AHS Six Components

The Aboriginal Head Start six components has helped to define the vision and practices at the Ottawa Inuit Children’s Centre. All of the OICC programs are guided by these same six basic components to ensure quality programming.

1. Education

Goal: To prepare Inuit children for school


  • Variety of child-centered activities:  art, sand, dress-up, computer, games, blocks, puzzles, puppets, books, science, music, balls.
  • Children’s activities that will help develop basic concepts i.e. numbers, letters, syllabics.
  • Monthly field trips.
  • Circle activities in English and Inuktitut.
  • Child assessment: observations, progress reports, parent-teacher interviews, and child development referrals, i.e. speech therapy.
  • Weekly circles with the Family Literacy Program.
  • Weekly book lending opportunities.

2. Nutrition

Goal: To encourage healthy eating habits using a variety of nutritional foods, including country food.


  • Healthy Breakfast/ Lunch prepared on-site and served daily
  • Nutritious snacks prepared on-site and served daily
  • All foods are based on the required Food Groups in the Day Nurseries Act, Canada’s Guide to Healthy Eating
  • Quarterly menus sent home and are posted on the Parent Bulletin Board
  • Allergies posted and foods that trigger an allergy not served to that child
  • Country food served as available
  • Children’s activities about nutrition and country food
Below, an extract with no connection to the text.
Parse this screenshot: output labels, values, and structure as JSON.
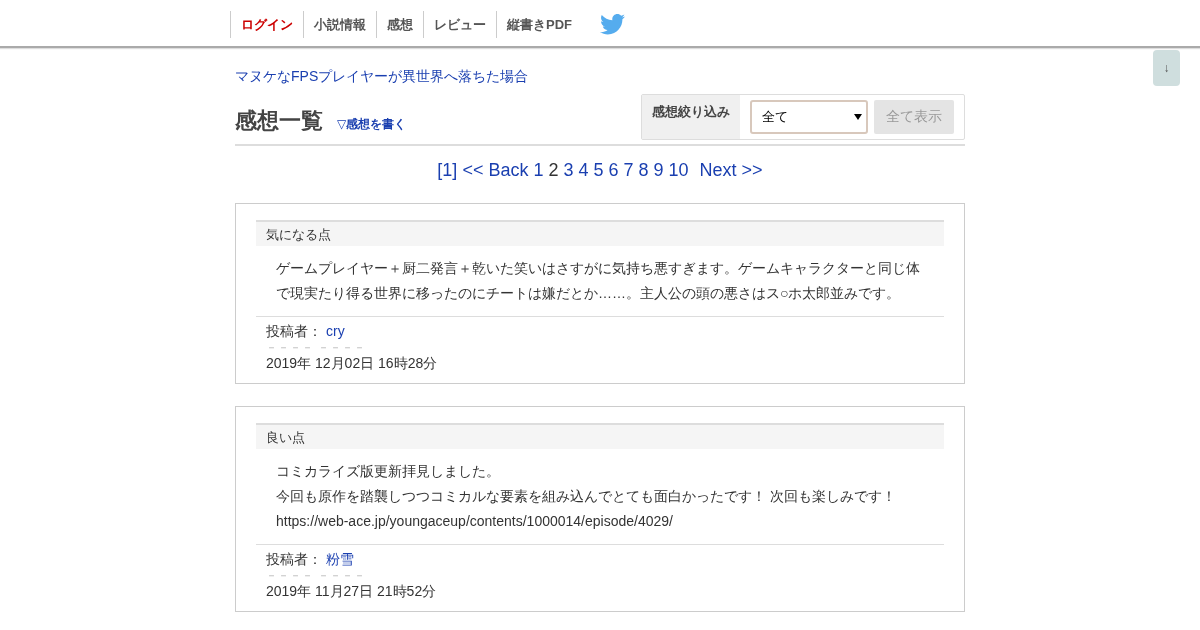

3. Parent/Guardian Involvement

Goal: To include parents in all aspects of the Head Start program.

Parent/ Caregiver Activities:

  • The Parent Orientation Night
  • Parent volunteers
  • Doing crafts/sewing
  • Ongoing communication via phone, parent letters, email, and communication book
  • Monthly program calendars
  • Special family events:  parties, outings, field trips, lunches
  • Parenting courses and workshops
  • Parent-Teacher meetings
  • Membership
  • Board of Directors
  • Participation/attendance at The Annual General Meeting

The foundation of success for the Sivummut Head Start is the involvement of parents and guardians in the program.  Parents and guardians are the child’s primary teachers and they have the most important influence on their child’s development.  It is the parents’ right and responsibility to be involved in all aspects of the planning, development, implementation and evaluation of the program.

There are many ways to contribute to the program such as assisting teachers in the program, helping in the kitchen or office, building maintenance, going on field trips, helping the teachers prepare materials, sewing, doing crafts, snow removal, helping at social events and acting as a Member of the Board of Directors.

4. Culture and Language

Goal: To promote the retention of the Inuit culture and language.


  • Community sharing:  Elders, storytelling, sharing traditional knowledge, sewing, etc
  • Program for children based on Inuit culture
  • Children’s performances in community i.e. National Aboriginal Day
  • Inuktitut language used daily
  • Traditional play items:  bone games, string games, ulus, drums, amautis, atigis, kamiik, Inuit dolls
  • Development and use of culturally appropriate activities and materials.
  • Cultural events such as the annual “Inuit Day” in February
  • Circles in Inuktitut i.e. songs, games, books
  • Use of syllabics in the classroom i.e. labeling pictures and objects

A key part of the Sivummut Head Start Program is the cultural and language component.  Activities, materials, special events, food, and family workshops reflect the Inuit culture.  Inuktitut is an official language of the program and used throughout the day.  It is the policy of the Ottawa Inuit Children’s Centre to employ Inuit staff whenever possible.

5. Health Promotion

Goal: To promote and model healthy lifestyle choices for parents and children.


  • Focus on the development of the “whole” child.
  • Workshops on health/nutrition topics
  • Dental care program (screening and varnishing)
  • Policies and procedures to ensure health and safety of everyone
  • Smoke free environment
  • Children’s activities promoting health and safety
  • Regular outside play and physical activity for the children
  • Monthly ‘Well Child’ checks
  • Referrals when needed i.e. Wabano Centre for Aboriginal Health

6. Social Support

Goal: To provide advice, support and information to parents. To strengthen a parents support network and provide information.


  • Regular contact with parents
  • Informal one-on-one support
  • Voluntary home visits
  • Formal assessments on children when required or requested
  • Individual program planning for children when required
  • General referrals for parents
  • Clothing/toy donations and exchange
  • Parent support
  • Ensured confidentiality